Business O Feminin has interviewed Martyna Kowol, a current member of Nouvelle Europe, for a study dedicated to the young generation of women in the EU. Martyna Kowol is currently preparing her thesis on China and EU economic diplomacy.
Business O Feminin has interviewed Annamária Tóth for a study dedicated to the young generation of women in the EU. Annamária Tóth is a project manager at the European Forum Alpbach, Austria's leading international conference committed to European integration, democracy and sustainability.
Business O Feminin has interviewed Mariliis Mets, a former member of Nouvelle Europe, for a study dedicated to the young generation of women. As a 27 year-old Estonian, Mariliis Mets is currently a Chief Expert at the Estonian Ministry of Defence.
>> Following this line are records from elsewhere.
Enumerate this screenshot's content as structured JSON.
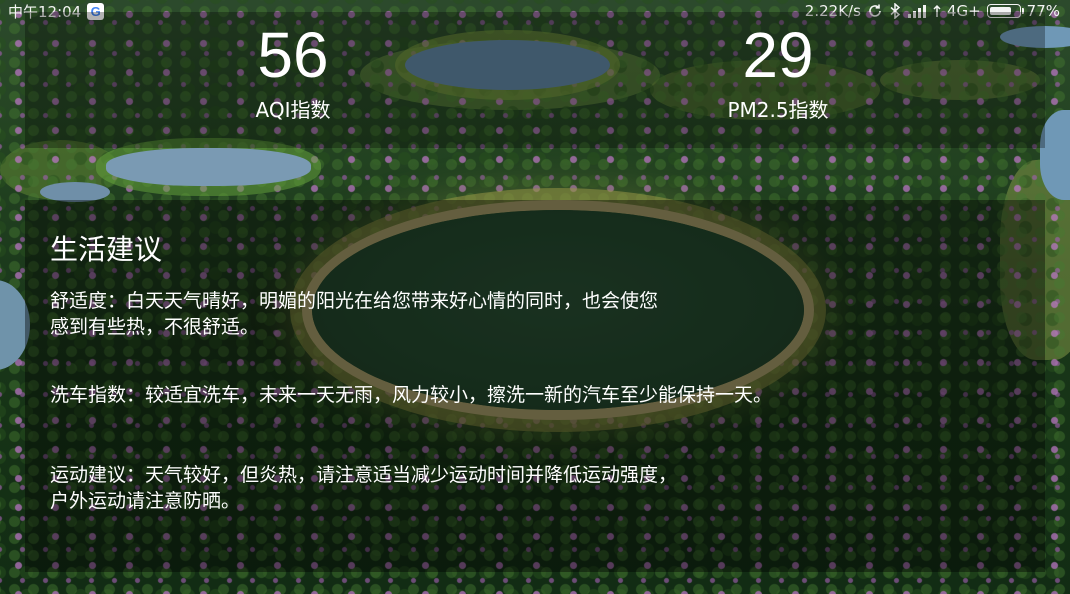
{
  "status_bar": {
    "time": "中午12:04",
    "google_icon": "G",
    "net_speed": "2.22K/s",
    "sync_icon": "sync-icon",
    "bluetooth_icon": "bluetooth-icon",
    "signal_icon": "signal-icon",
    "network_type": "4G+",
    "battery_percent": "77%",
    "battery_level": 0.77
  },
  "air": {
    "aqi_value": "56",
    "aqi_label": "AQI指数",
    "pm25_value": "29",
    "pm25_label": "PM2.5指数"
  },
  "advice": {
    "title": "生活建议",
    "items": [
      {
        "line1": "舒适度：白天天气晴好，明媚的阳光在给您带来好心情的同时，也会使您",
        "line2": "感到有些热，不很舒适。"
      },
      {
        "line1": "洗车指数：较适宜洗车，未来一天无雨，风力较小，擦洗一新的汽车至少能保持一天。",
        "line2": ""
      },
      {
        "line1": "运动建议：天气较好，但炎热，请注意适当减少运动时间并降低运动强度，",
        "line2": "户外运动请注意防晒。"
      }
    ]
  }
}
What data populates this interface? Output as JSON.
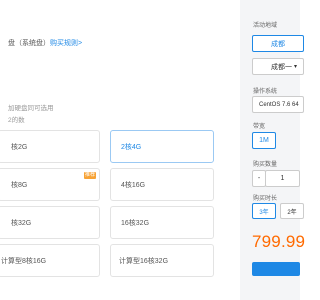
{
  "left": {
    "disk_text_prefix": "盘（系统盘）",
    "disk_link": "购买规则>",
    "rule_lines": [
      "",
      "加硬盘同可选用",
      "2的数"
    ]
  },
  "specs": [
    {
      "label": "核2G",
      "selected": false,
      "tag": ""
    },
    {
      "label": "2核4G",
      "selected": true,
      "tag": ""
    },
    {
      "label": "核8G",
      "selected": false,
      "tag": "推荐"
    },
    {
      "label": "4核16G",
      "selected": false,
      "tag": ""
    },
    {
      "label": "核32G",
      "selected": false,
      "tag": ""
    },
    {
      "label": "16核32G",
      "selected": false,
      "tag": ""
    },
    {
      "label": "计算型8核16G",
      "selected": false,
      "tag": ""
    },
    {
      "label": "计算型16核32G",
      "selected": false,
      "tag": ""
    }
  ],
  "panel": {
    "region_label": "活动地域",
    "region_options": [
      "成都",
      "成都一"
    ],
    "os_label": "操作系统",
    "os_value": "CentOS 7.6 64",
    "bandwidth_label": "带宽",
    "bandwidth_value": "1M",
    "quantity_label": "购买数量",
    "quantity_minus": "-",
    "quantity_value": "1",
    "duration_label": "购买时长",
    "duration_options": [
      "3年",
      "2年"
    ],
    "price": "799.99"
  },
  "colors": {
    "accent": "#1e88e5",
    "price": "#ff6a00",
    "tag": "#f7a234",
    "panel_bg": "#f4f5f7"
  },
  "icons": {
    "dropdown": "chevron-down-icon"
  }
}
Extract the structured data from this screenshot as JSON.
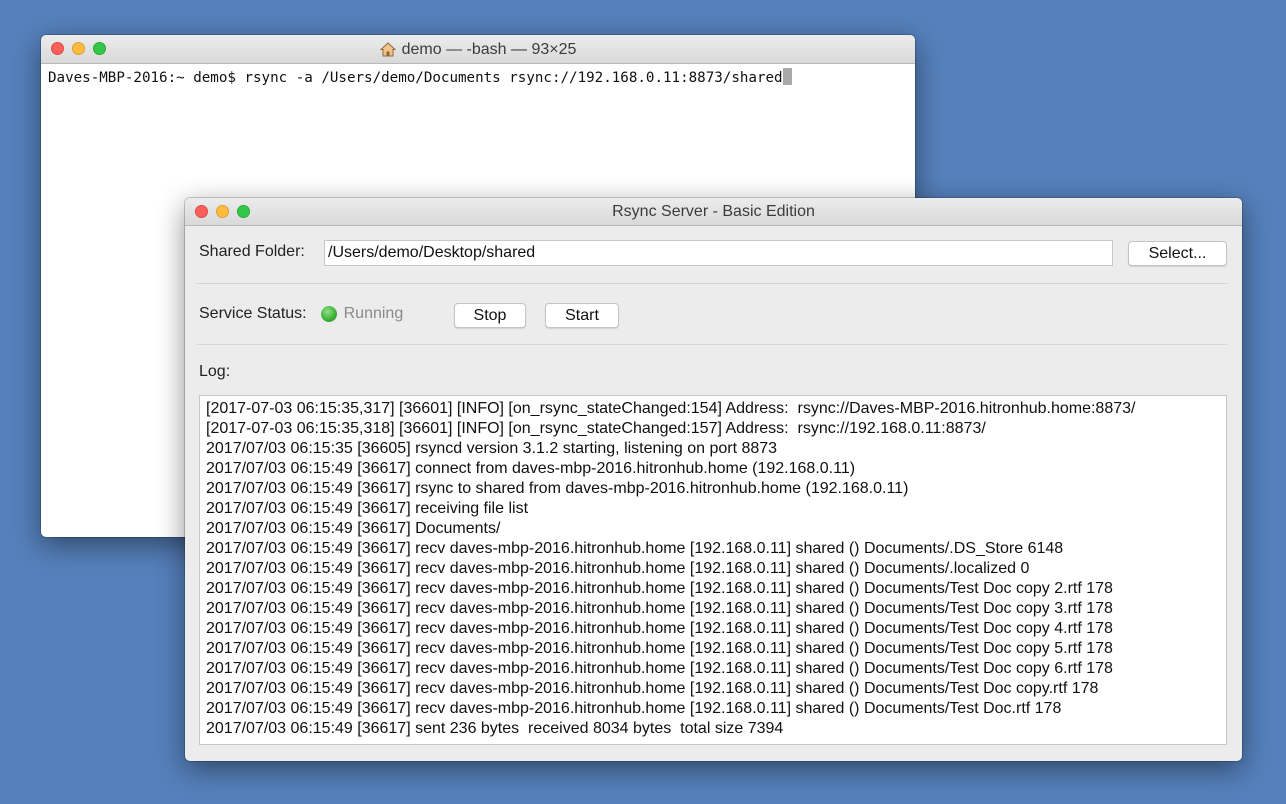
{
  "terminal": {
    "title": "demo — -bash — 93×25",
    "prompt": "Daves-MBP-2016:~ demo$ ",
    "command": "rsync -a /Users/demo/Documents rsync://192.168.0.11:8873/shared"
  },
  "rsync_window": {
    "title": "Rsync Server - Basic Edition",
    "shared_folder_label": "Shared Folder:",
    "shared_folder_value": "/Users/demo/Desktop/shared",
    "select_button": "Select...",
    "service_status_label": "Service Status:",
    "status_text": "Running",
    "status_color": "#3dae35",
    "stop_button": "Stop",
    "start_button": "Start",
    "log_label": "Log:",
    "log_lines": [
      "[2017-07-03 06:15:35,317] [36601] [INFO] [on_rsync_stateChanged:154] Address:  rsync://Daves-MBP-2016.hitronhub.home:8873/",
      "[2017-07-03 06:15:35,318] [36601] [INFO] [on_rsync_stateChanged:157] Address:  rsync://192.168.0.11:8873/",
      "2017/07/03 06:15:35 [36605] rsyncd version 3.1.2 starting, listening on port 8873",
      "2017/07/03 06:15:49 [36617] connect from daves-mbp-2016.hitronhub.home (192.168.0.11)",
      "2017/07/03 06:15:49 [36617] rsync to shared from daves-mbp-2016.hitronhub.home (192.168.0.11)",
      "2017/07/03 06:15:49 [36617] receiving file list",
      "2017/07/03 06:15:49 [36617] Documents/",
      "2017/07/03 06:15:49 [36617] recv daves-mbp-2016.hitronhub.home [192.168.0.11] shared () Documents/.DS_Store 6148",
      "2017/07/03 06:15:49 [36617] recv daves-mbp-2016.hitronhub.home [192.168.0.11] shared () Documents/.localized 0",
      "2017/07/03 06:15:49 [36617] recv daves-mbp-2016.hitronhub.home [192.168.0.11] shared () Documents/Test Doc copy 2.rtf 178",
      "2017/07/03 06:15:49 [36617] recv daves-mbp-2016.hitronhub.home [192.168.0.11] shared () Documents/Test Doc copy 3.rtf 178",
      "2017/07/03 06:15:49 [36617] recv daves-mbp-2016.hitronhub.home [192.168.0.11] shared () Documents/Test Doc copy 4.rtf 178",
      "2017/07/03 06:15:49 [36617] recv daves-mbp-2016.hitronhub.home [192.168.0.11] shared () Documents/Test Doc copy 5.rtf 178",
      "2017/07/03 06:15:49 [36617] recv daves-mbp-2016.hitronhub.home [192.168.0.11] shared () Documents/Test Doc copy 6.rtf 178",
      "2017/07/03 06:15:49 [36617] recv daves-mbp-2016.hitronhub.home [192.168.0.11] shared () Documents/Test Doc copy.rtf 178",
      "2017/07/03 06:15:49 [36617] recv daves-mbp-2016.hitronhub.home [192.168.0.11] shared () Documents/Test Doc.rtf 178",
      "2017/07/03 06:15:49 [36617] sent 236 bytes  received 8034 bytes  total size 7394"
    ]
  }
}
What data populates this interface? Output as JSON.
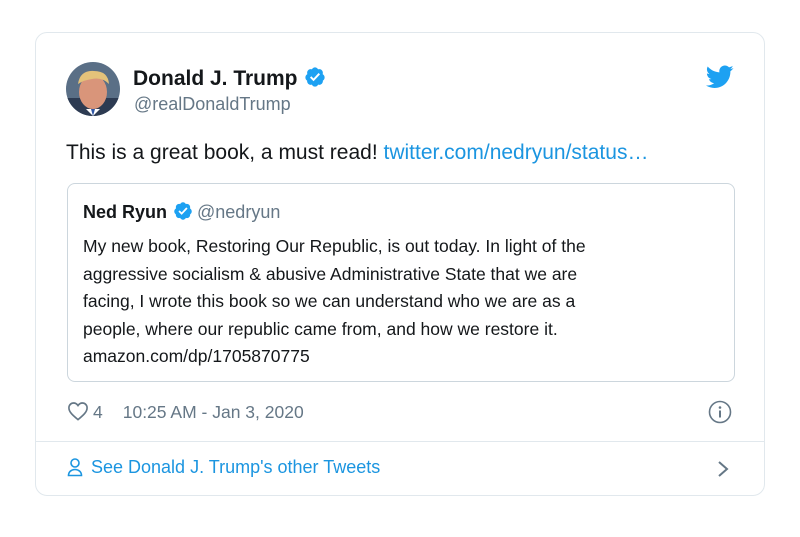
{
  "tweet": {
    "author": {
      "name": "Donald J. Trump",
      "handle": "@realDonaldTrump",
      "verified": true,
      "avatar_icon": "avatar-photo"
    },
    "text": "This is a great book, a must read!",
    "link_text": "twitter.com/nedryun/status…",
    "quoted_tweet": {
      "name": "Ned Ryun",
      "handle": "@nedryun",
      "verified": true,
      "body_lines": [
        "My new book, Restoring Our Republic, is out today. In light of the",
        "aggressive socialism & abusive Administrative State that we are",
        "facing, I wrote this book so we can understand who we are as a",
        "people, where our republic came from, and how we restore it.",
        "amazon.com/dp/1705870775"
      ]
    },
    "likes": "4",
    "timestamp": "10:25 AM - Jan 3, 2020",
    "footer_link": "See Donald J. Trump's other Tweets"
  },
  "icons": {
    "brand": "twitter-bird-icon",
    "verified": "verified-badge-icon",
    "like": "heart-icon",
    "info": "info-icon",
    "footer": "person-icon",
    "chevron": "chevron-right-icon"
  },
  "colors": {
    "link": "#1b95e0",
    "secondary_text": "#657786",
    "primary_text": "#14171a",
    "border": "#e1e8ed"
  }
}
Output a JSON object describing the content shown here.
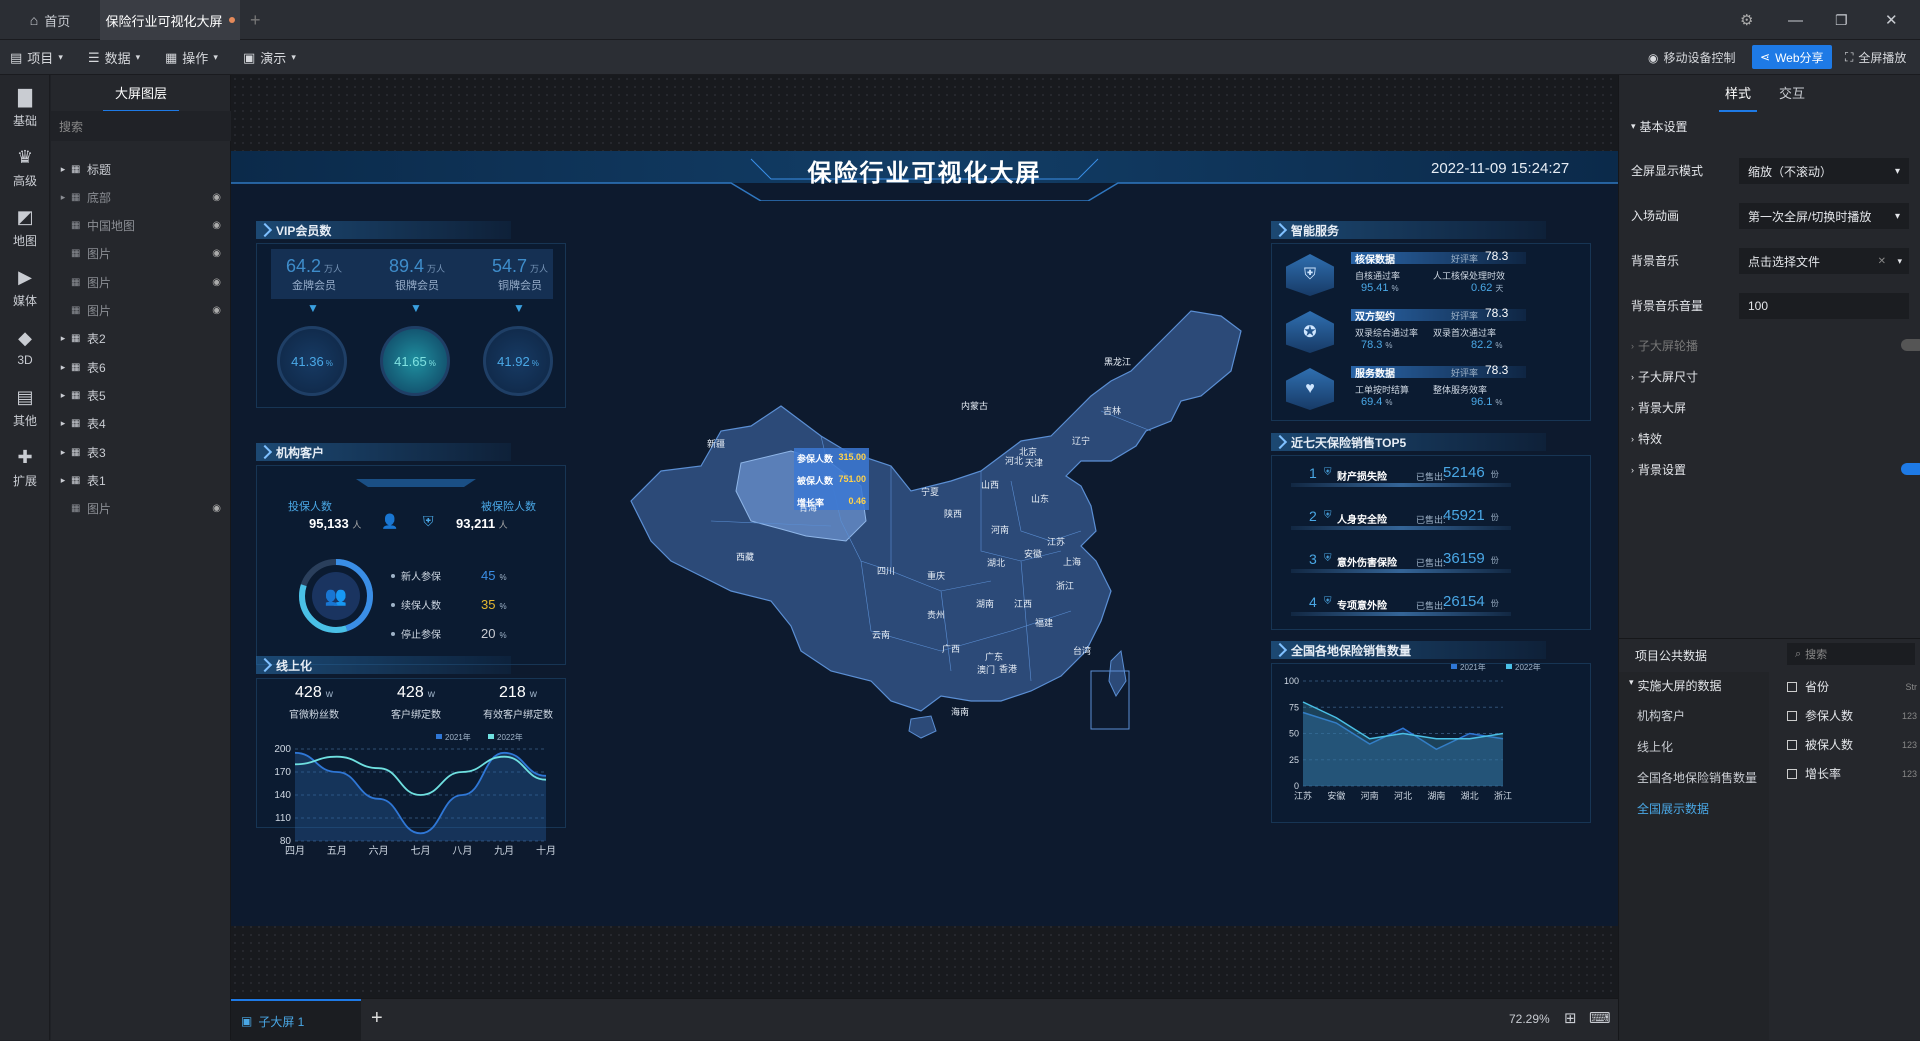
{
  "titlebar": {
    "home_tab": "首页",
    "active_tab": "保险行业可视化大屏",
    "add_tab": "+"
  },
  "menubar": {
    "items": [
      "项目",
      "数据",
      "操作",
      "演示"
    ],
    "mobile": "移动设备控制",
    "web_share": "Web分享",
    "fullscreen": "全屏播放"
  },
  "leftbar": {
    "items": [
      "基础",
      "高级",
      "地图",
      "媒体",
      "3D",
      "其他",
      "扩展"
    ]
  },
  "layers": {
    "title": "大屏图层",
    "search_placeholder": "搜索",
    "items": [
      {
        "label": "标题",
        "arrow": true,
        "dim": false
      },
      {
        "label": "底部",
        "arrow": true,
        "dim": true
      },
      {
        "label": "中国地图",
        "arrow": false,
        "dim": true
      },
      {
        "label": "图片",
        "arrow": false,
        "dim": true
      },
      {
        "label": "图片",
        "arrow": false,
        "dim": true
      },
      {
        "label": "图片",
        "arrow": false,
        "dim": true
      },
      {
        "label": "表2",
        "arrow": true,
        "dim": false
      },
      {
        "label": "表6",
        "arrow": true,
        "dim": false
      },
      {
        "label": "表5",
        "arrow": true,
        "dim": false
      },
      {
        "label": "表4",
        "arrow": true,
        "dim": false
      },
      {
        "label": "表3",
        "arrow": true,
        "dim": false
      },
      {
        "label": "表1",
        "arrow": true,
        "dim": false
      },
      {
        "label": "图片",
        "arrow": false,
        "dim": true
      }
    ]
  },
  "screen": {
    "title": "保险行业可视化大屏",
    "datetime": "2022-11-09 15:24:27",
    "vip": {
      "title": "VIP会员数",
      "unit": "万人",
      "items": [
        {
          "value": "64.2",
          "label": "金牌会员",
          "pct": "41.36"
        },
        {
          "value": "89.4",
          "label": "银牌会员",
          "pct": "41.65"
        },
        {
          "value": "54.7",
          "label": "铜牌会员",
          "pct": "41.92"
        }
      ],
      "pct_unit": "%"
    },
    "org": {
      "title": "机构客户",
      "insured_label": "投保人数",
      "insured_value": "95,133",
      "insure_label": "被保险人数",
      "insure_value": "93,211",
      "person_unit": "人",
      "legend": [
        {
          "label": "新人参保",
          "value": "45",
          "unit": "%",
          "color": "#3a8ee6"
        },
        {
          "label": "续保人数",
          "value": "35",
          "unit": "%",
          "color": "#e6b830"
        },
        {
          "label": "停止参保",
          "value": "20",
          "unit": "%",
          "color": "#c9ccd2"
        }
      ]
    },
    "online": {
      "title": "线上化",
      "stats": [
        {
          "value": "428",
          "unit": "w",
          "label": "官微粉丝数"
        },
        {
          "value": "428",
          "unit": "w",
          "label": "客户绑定数"
        },
        {
          "value": "218",
          "unit": "w",
          "label": "有效客户绑定数"
        }
      ]
    },
    "map": {
      "tooltip": [
        {
          "label": "参保人数",
          "value": "315.00"
        },
        {
          "label": "被保人数",
          "value": "751.00"
        },
        {
          "label": "增长率",
          "value": "0.46"
        }
      ],
      "labels": [
        "新疆",
        "西藏",
        "青海",
        "内蒙古",
        "黑龙江",
        "吉林",
        "辽宁",
        "北京",
        "天津",
        "河北",
        "山西",
        "宁夏",
        "陕西",
        "山东",
        "河南",
        "江苏",
        "上海",
        "安徽",
        "湖北",
        "四川",
        "重庆",
        "浙江",
        "江西",
        "湖南",
        "贵州",
        "福建",
        "云南",
        "广西",
        "广东",
        "香港",
        "澳门",
        "台湾",
        "海南"
      ]
    },
    "service": {
      "title": "智能服务",
      "score_label": "好评率",
      "items": [
        {
          "name": "核保数据",
          "score": "78.3",
          "a_label": "自核通过率",
          "a_value": "95.41",
          "a_unit": "%",
          "b_label": "人工核保处理时效",
          "b_value": "0.62",
          "b_unit": "天"
        },
        {
          "name": "双方契约",
          "score": "78.3",
          "a_label": "双录综合通过率",
          "a_value": "78.3",
          "a_unit": "%",
          "b_label": "双录首次通过率",
          "b_value": "82.2",
          "b_unit": "%"
        },
        {
          "name": "服务数据",
          "score": "78.3",
          "a_label": "工单按时结算",
          "a_value": "69.4",
          "a_unit": "%",
          "b_label": "整体服务效率",
          "b_value": "96.1",
          "b_unit": "%"
        }
      ]
    },
    "top5": {
      "title": "近七天保险销售TOP5",
      "sold_label": "已售出:",
      "unit": "份",
      "items": [
        {
          "rank": "1",
          "name": "财产损失险",
          "value": "52146"
        },
        {
          "rank": "2",
          "name": "人身安全险",
          "value": "45921"
        },
        {
          "rank": "3",
          "name": "意外伤害保险",
          "value": "36159"
        },
        {
          "rank": "4",
          "name": "专项意外险",
          "value": "26154"
        }
      ]
    },
    "sales": {
      "title": "全国各地保险销售数量"
    }
  },
  "chart_data": [
    {
      "type": "line",
      "title": "",
      "categories": [
        "四月",
        "五月",
        "六月",
        "七月",
        "八月",
        "九月",
        "十月"
      ],
      "series": [
        {
          "name": "2021年",
          "values": [
            195,
            170,
            135,
            90,
            140,
            195,
            165
          ]
        },
        {
          "name": "2022年",
          "values": [
            180,
            190,
            175,
            140,
            170,
            190,
            160
          ]
        }
      ],
      "ylim": [
        80,
        200
      ],
      "yticks": [
        "200",
        "170",
        "140",
        "110",
        "80"
      ],
      "legend": "top-right"
    },
    {
      "type": "area",
      "title": "",
      "categories": [
        "江苏",
        "安徽",
        "河南",
        "河北",
        "湖南",
        "湖北",
        "浙江"
      ],
      "series": [
        {
          "name": "2021年",
          "values": [
            70,
            60,
            40,
            55,
            35,
            50,
            45
          ]
        },
        {
          "name": "2022年",
          "values": [
            80,
            65,
            45,
            50,
            45,
            45,
            50
          ]
        }
      ],
      "ylim": [
        0,
        100
      ],
      "yticks": [
        "100",
        "75",
        "50",
        "25",
        "0"
      ],
      "legend": "top-right"
    }
  ],
  "rightpanel": {
    "tabs": [
      "样式",
      "交互"
    ],
    "section": "基本设置",
    "rows": [
      {
        "label": "全屏显示模式",
        "value": "缩放（不滚动）"
      },
      {
        "label": "入场动画",
        "value": "第一次全屏/切换时播放"
      },
      {
        "label": "背景音乐",
        "value": "点击选择文件"
      },
      {
        "label": "背景音乐音量",
        "value": "100"
      }
    ],
    "collapsibles": [
      "子大屏轮播",
      "子大屏尺寸",
      "背景大屏",
      "特效",
      "背景设置"
    ],
    "data_title": "项目公共数据",
    "data_search": "搜索",
    "data_group": "实施大屏的数据",
    "data_items": [
      "机构客户",
      "线上化",
      "全国各地保险销售数量",
      "全国展示数据"
    ],
    "fields": [
      {
        "name": "省份",
        "type": "Str"
      },
      {
        "name": "参保人数",
        "type": "123"
      },
      {
        "name": "被保人数",
        "type": "123"
      },
      {
        "name": "增长率",
        "type": "123"
      }
    ]
  },
  "bottombar": {
    "tab": "子大屏 1",
    "add": "+",
    "zoom": "72.29%"
  },
  "colors": {
    "accent": "#1e7ae6",
    "panel_bg": "#0d1a2e",
    "map_fill": "#2c4a78",
    "map_highlight": "#5a7fb8"
  }
}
To what extent do history and space shape the process of democratization? How to analyze the so-called transition paradigm? Grzegorz Ekiert, Professor of Government, Director of the Minda de Gunzburg Center for European Studies and Senior Scholar at the Harvard Academy for International and Area Studies, answers Zbigniew Truchlewski's questions for Nouvelle Europe.
The History of Italian cinema is a captivating one. It is a roller coaster of ups and downs, hope and despair, talent and trash. Intimately related to this History, is the Cine Città, enormous complex built in the centre of Rome and dedicated first to cinematographic production and nowadays also to TV series… This article, although not exhaustive, intends to review the evolution of the cinema in the country in order to raise the challenges it now faces and to cast hope for its future.
Holding up a mirror to topics such as identity, immigration and Turkish society & culture, could the “New Turkish Cinema” be considered as an important instrument for Turkey on its long way to the EU membership?
The challenge for the Czechs, Slovaks, and Hungarians is to take on board Poland and reinvent Central Europe. Interview with former French Ambassador Benoît d’Aboville.
Nearly 20 years after the beginning of the removal of border controls, the Schegen area constitutes one of the major achievements of the European integration. It gathers 26 countries among which 4 are not within the EU. It is often cited by Europeans as something they like about the EU. However, it has been put into question after the Arab Spring (spring 2011) and is currently undergoing a reform, which creates a great debate especially between several visions of European integration.
“Don’t ask what Europe can do for you but ask what you can do for Europe!” In his speech given in February, the German president Gauck makes good use of this reference to Kennedy’s well-known inaugural address. Beyond resistance towards sometimes petty political decision-making, we need a stronger common civil society. Promising projects are under way.
Will the common currency still be around in 2020? Ridicule me in ten years, but I am certain that it will be. It is not very common these days to defend the euro; and it is even less common to praise it as one of the main, positive, achievements of the European integration project. This however, is what this article sets out to do. Voices defying the status quo in reporting and public opinion are needed to prevent the onset of a negative self-fulfilling prophecy. The constant reporting on and prognosis of a collapse of the Eurozone will lead to just that: the end of the common currency. Differentiated analysis of the euro’s weaknesses is in order; hysterical blabbering about the euro’s apparently imminent end is not.